Leave out the images and return all the data word for word.
════════════════
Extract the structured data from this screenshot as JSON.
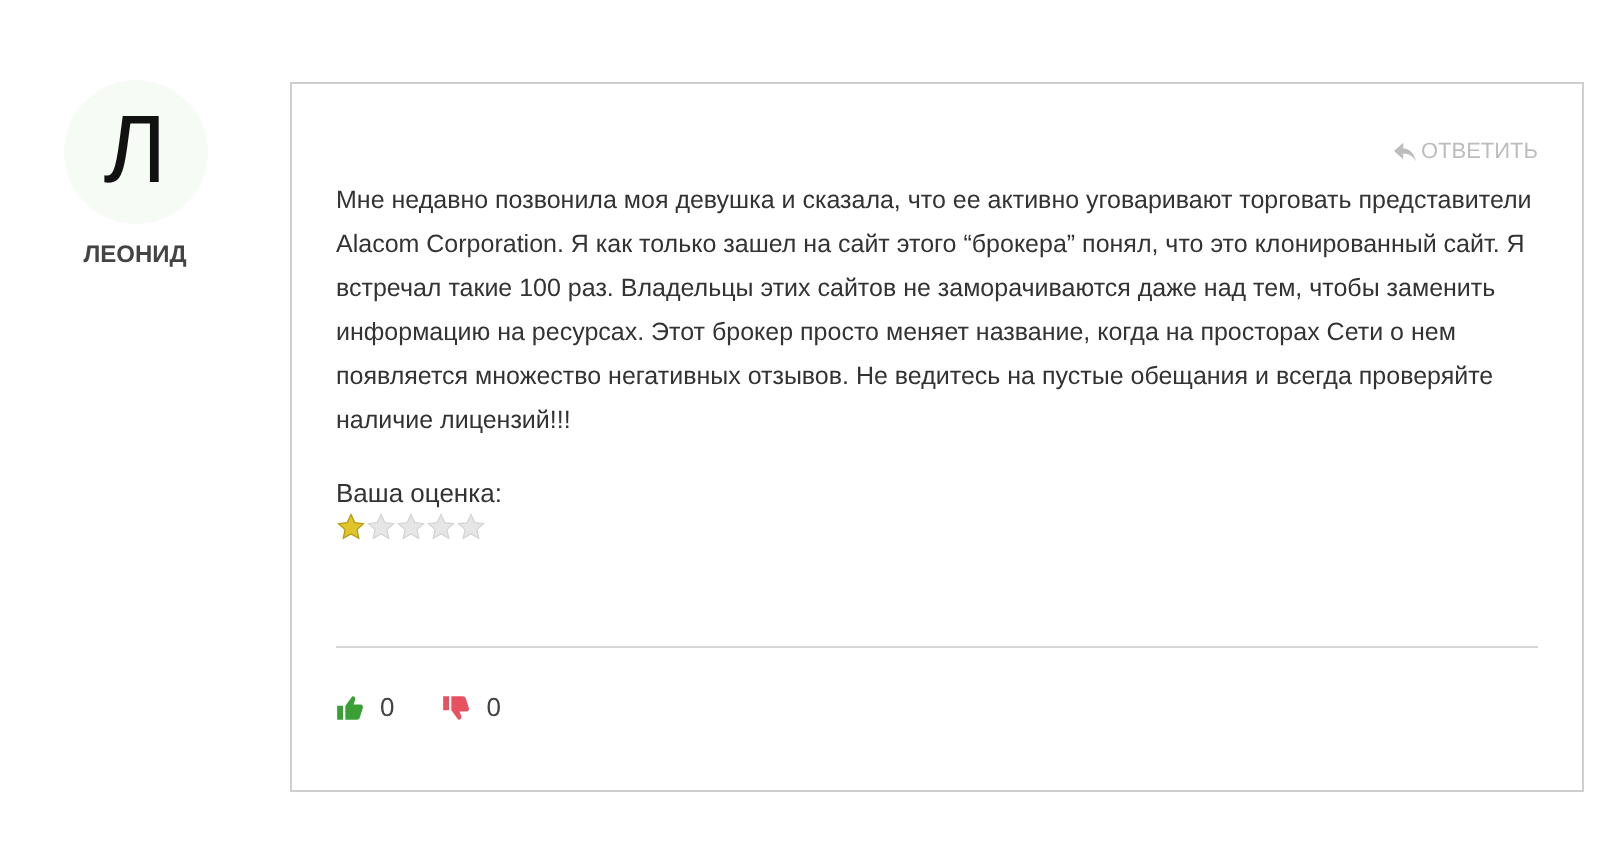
{
  "author": {
    "initial": "Л",
    "name": "ЛЕОНИД"
  },
  "comment": {
    "reply": "ОТВЕТИТЬ",
    "text": "Мне недавно позвонила моя девушка и сказала, что ее активно уговаривают торговать представители Alacom Corporation. Я как только зашел на сайт этого “брокера” понял, что это клонированный сайт. Я встречал такие 100 раз. Владельцы этих сайтов не заморачиваются даже над тем, чтобы заменить информацию на ресурсах. Этот брокер просто меняет название, когда на просторах Сети о нем появляется множество негативных отзывов. Не ведитесь на пустые обещания и всегда проверяйте наличие лицензий!!!",
    "rating_label": "Ваша оценка:",
    "stars": 1,
    "likes": "0",
    "dislikes": "0"
  }
}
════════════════
Solved exercise →
Extract the structured data from this screenshot as JSON.
{
  "author": {
    "initial": "Л",
    "name": "ЛЕОНИД"
  },
  "comment": {
    "reply": "ОТВЕТИТЬ",
    "text": "Мне недавно позвонила моя девушка и сказала, что ее активно уговаривают торговать представители Alacom Corporation. Я как только зашел на сайт этого “брокера” понял, что это клонированный сайт. Я встречал такие 100 раз. Владельцы этих сайтов не заморачиваются даже над тем, чтобы заменить информацию на ресурсах. Этот брокер просто меняет название, когда на просторах Сети о нем появляется множество негативных отзывов. Не ведитесь на пустые обещания и всегда проверяйте наличие лицензий!!!",
    "rating_label": "Ваша оценка:",
    "stars": 1,
    "likes": "0",
    "dislikes": "0"
  }
}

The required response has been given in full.